Copy out each line of the data that contains "Інформаційний".

★ ★ ★

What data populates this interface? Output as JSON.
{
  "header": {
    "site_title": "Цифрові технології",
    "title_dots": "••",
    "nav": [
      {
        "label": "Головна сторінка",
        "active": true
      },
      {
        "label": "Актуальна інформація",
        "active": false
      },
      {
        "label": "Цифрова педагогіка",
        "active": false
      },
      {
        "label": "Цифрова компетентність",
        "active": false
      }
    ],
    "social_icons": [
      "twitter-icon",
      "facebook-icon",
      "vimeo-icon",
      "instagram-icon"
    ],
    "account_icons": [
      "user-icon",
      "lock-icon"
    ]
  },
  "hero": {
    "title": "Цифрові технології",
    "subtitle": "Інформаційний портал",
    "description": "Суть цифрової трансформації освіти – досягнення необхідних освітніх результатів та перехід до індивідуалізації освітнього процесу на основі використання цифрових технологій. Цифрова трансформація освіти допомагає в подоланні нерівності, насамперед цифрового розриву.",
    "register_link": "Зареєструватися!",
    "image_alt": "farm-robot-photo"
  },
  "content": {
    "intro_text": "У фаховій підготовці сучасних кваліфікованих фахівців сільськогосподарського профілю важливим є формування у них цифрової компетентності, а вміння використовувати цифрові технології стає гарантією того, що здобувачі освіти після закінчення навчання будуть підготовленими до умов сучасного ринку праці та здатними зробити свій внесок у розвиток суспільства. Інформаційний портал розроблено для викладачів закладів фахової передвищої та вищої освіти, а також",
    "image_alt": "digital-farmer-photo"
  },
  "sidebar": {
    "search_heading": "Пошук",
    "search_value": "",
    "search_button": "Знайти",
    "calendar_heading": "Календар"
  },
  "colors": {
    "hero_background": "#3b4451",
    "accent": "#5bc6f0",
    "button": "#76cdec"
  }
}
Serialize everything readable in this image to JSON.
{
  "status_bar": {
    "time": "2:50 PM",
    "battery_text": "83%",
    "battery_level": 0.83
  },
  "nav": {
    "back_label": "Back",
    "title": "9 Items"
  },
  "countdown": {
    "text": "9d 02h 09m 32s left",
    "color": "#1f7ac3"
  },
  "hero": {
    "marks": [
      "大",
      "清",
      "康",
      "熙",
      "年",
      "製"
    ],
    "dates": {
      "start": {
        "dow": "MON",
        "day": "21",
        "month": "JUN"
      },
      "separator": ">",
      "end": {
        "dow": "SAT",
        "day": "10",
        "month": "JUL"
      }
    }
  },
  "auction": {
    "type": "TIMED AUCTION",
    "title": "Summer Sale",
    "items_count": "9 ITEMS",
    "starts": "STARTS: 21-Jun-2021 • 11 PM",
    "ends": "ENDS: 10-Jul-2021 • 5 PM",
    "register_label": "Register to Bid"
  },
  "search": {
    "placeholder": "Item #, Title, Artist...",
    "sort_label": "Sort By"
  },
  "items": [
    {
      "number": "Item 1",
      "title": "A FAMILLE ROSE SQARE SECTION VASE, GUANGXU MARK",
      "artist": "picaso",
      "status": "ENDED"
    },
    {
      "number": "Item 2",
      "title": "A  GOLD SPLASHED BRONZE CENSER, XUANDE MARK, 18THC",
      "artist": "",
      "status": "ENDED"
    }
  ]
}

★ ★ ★

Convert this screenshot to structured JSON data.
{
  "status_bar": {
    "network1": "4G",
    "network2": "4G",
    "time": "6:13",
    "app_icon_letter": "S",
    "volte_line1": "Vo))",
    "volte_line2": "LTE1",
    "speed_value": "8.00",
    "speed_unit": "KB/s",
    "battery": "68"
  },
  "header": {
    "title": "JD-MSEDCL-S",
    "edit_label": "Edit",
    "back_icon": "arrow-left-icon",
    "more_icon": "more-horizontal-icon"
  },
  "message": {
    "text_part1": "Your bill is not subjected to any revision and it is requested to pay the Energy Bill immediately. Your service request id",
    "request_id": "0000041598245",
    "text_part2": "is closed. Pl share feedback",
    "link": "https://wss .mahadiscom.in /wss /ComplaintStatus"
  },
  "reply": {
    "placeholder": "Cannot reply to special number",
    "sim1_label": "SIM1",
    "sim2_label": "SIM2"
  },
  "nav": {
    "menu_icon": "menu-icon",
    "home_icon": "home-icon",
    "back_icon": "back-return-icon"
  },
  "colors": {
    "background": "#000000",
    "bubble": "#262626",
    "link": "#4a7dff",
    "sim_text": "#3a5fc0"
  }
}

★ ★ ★

> SOLVED EXERCISE:
    "subtitle": "Інформаційний портал",
    "intro_text": "У фаховій підготовці сучасних кваліфікованих фахівців сільськогосподарського профілю важливим є формування у них цифрової компетентності, а вміння використовувати цифрові технології стає гарантією того, що здобувачі освіти після закінчення навчання будуть підготовленими до умов сучасного ринку праці та здатними зробити свій внесок у розвиток суспільства. Інформаційний портал розроблено для викладачів закладів фахової передвищої та вищої освіти, а також",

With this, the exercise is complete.